A Pentagon spokesman told reporters yesterday that classified guidance had been sent to installations and service members about the use of drones near military installations.
“Protecting our force remains a top priority, and that’s why DoD issued the specific, but classified policy developed with the Federal Aviation Administration and our interagency partners that details how DoD personnel may counter the unmanned aircraft threat,” Navy Captain Jeff Davis said.
Davis pointed out that drone flight is heavily regulated by the FAA, and said that the guidance was developed with the agency. “We support civilian law enforcement investigations in the prosecution of unauthorized UAS operations over military installations,” Davis said, “and though we do not discuss specific force-protection measures, we of course retain the right of self-defense. And when it comes to UAS or drones operating over military installations, this new guidance does afford us the ability to take action to stop those threats.”
While he stopped short of specifying that military personnel will be allowed to shoot down drones, Davis said that response to threat from drones could include tracking, disabling, or destroying the drone. Under current federal law it is illegal to shoot down a drone or any other aircraft; but cases like the Kentucky drone slayer case indicate that it can be difficult to get a conviction. Utah is the only state that currently allows officials to “neutralize” drones that are flying illegally.

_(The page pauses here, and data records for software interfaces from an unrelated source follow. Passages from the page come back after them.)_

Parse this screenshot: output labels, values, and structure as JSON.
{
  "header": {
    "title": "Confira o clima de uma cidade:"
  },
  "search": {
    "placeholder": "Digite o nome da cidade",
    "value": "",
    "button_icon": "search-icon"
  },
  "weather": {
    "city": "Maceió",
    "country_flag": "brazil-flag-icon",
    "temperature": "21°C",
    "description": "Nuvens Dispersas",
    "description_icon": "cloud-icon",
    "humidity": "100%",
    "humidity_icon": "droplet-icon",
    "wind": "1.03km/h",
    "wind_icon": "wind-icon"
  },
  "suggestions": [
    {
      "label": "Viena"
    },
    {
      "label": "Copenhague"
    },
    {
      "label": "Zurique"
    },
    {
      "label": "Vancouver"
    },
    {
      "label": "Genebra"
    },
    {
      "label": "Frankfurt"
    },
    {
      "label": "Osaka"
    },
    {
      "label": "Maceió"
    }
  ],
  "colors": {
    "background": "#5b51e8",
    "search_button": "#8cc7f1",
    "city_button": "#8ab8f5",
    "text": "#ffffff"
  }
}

The guidance also specifies how military personnel should communicate and interact with local communities regarding drone regulations and restrictions in and around military installations.